→ WORK REQUEST
In the records below, find every line that contains "value" and list it.

→ TASK DATA
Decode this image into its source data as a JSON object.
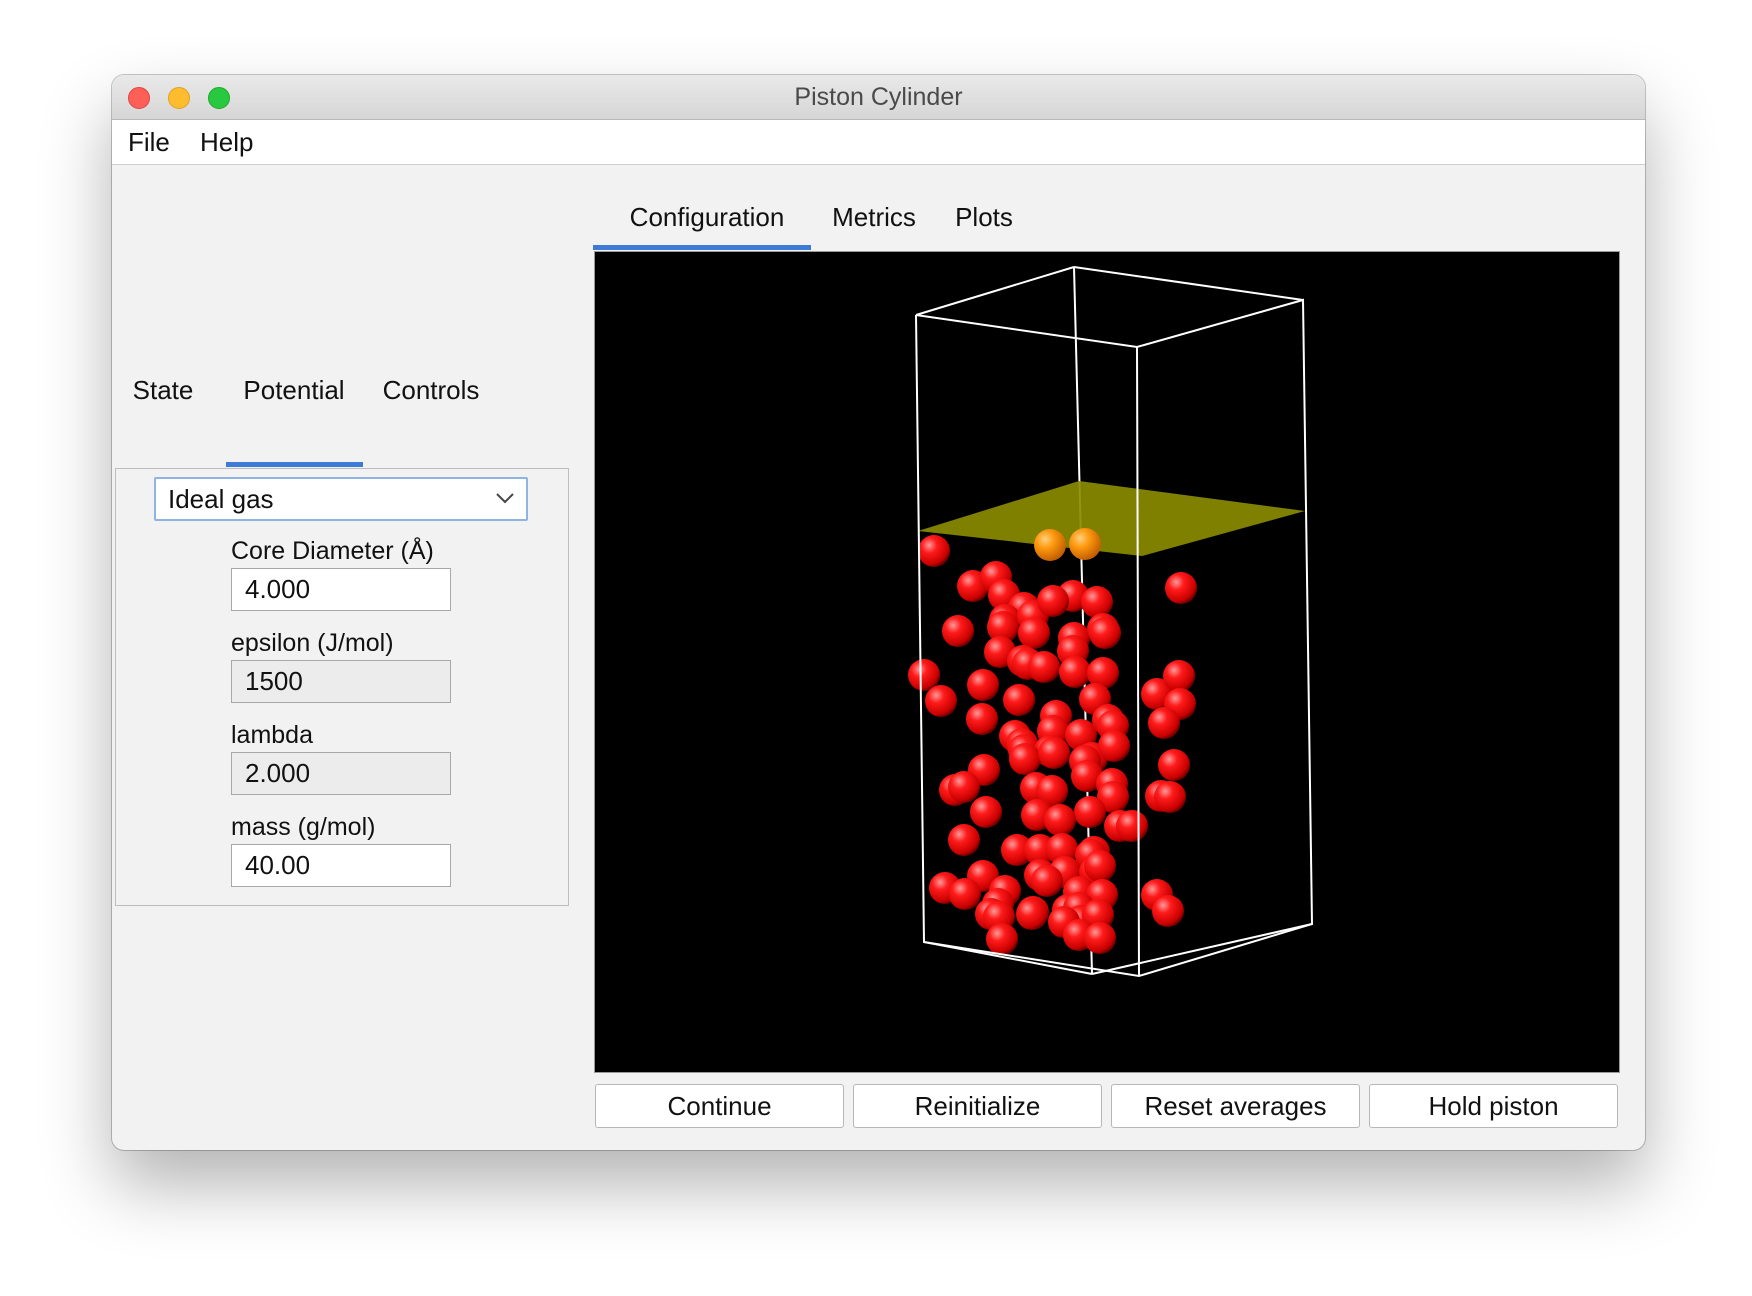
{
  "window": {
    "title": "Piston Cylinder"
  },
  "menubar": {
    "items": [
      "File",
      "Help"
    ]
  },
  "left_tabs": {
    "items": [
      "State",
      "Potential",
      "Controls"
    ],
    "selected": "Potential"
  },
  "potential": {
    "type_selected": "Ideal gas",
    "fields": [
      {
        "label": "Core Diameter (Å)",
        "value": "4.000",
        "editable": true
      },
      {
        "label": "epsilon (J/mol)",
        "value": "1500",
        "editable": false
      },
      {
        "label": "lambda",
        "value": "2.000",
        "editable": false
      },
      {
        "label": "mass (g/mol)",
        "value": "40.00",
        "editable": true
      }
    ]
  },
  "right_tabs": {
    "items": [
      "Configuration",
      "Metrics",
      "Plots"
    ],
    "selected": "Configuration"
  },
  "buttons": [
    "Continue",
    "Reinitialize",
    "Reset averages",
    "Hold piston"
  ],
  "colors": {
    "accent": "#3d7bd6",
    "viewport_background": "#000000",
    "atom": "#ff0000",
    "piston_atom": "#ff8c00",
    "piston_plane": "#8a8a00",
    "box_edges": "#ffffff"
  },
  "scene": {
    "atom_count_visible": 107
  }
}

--

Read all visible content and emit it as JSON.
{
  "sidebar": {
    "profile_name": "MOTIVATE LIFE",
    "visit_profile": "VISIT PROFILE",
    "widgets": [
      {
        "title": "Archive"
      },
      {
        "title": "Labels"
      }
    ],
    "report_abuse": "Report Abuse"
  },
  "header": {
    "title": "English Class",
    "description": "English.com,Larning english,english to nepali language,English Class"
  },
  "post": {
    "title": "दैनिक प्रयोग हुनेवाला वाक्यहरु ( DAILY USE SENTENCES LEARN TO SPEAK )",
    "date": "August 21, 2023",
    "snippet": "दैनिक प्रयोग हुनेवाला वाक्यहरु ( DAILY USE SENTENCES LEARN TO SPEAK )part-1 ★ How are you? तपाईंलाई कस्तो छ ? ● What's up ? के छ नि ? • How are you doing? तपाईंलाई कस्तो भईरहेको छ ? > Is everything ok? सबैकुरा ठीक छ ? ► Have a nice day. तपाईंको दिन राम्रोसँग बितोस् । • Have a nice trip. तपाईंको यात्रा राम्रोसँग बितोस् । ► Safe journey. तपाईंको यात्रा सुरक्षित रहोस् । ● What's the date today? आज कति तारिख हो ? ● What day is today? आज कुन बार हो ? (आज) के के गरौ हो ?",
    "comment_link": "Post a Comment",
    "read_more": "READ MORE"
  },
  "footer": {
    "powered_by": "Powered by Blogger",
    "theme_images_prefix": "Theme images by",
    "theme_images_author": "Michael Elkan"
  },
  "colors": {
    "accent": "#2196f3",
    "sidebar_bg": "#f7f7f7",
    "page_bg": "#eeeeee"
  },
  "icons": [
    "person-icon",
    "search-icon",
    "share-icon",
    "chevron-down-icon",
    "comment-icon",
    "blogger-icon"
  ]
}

→ TASK RESULT
        "value": "4.000",
        "value": "1500",
        "value": "2.000",
        "value": "40.00",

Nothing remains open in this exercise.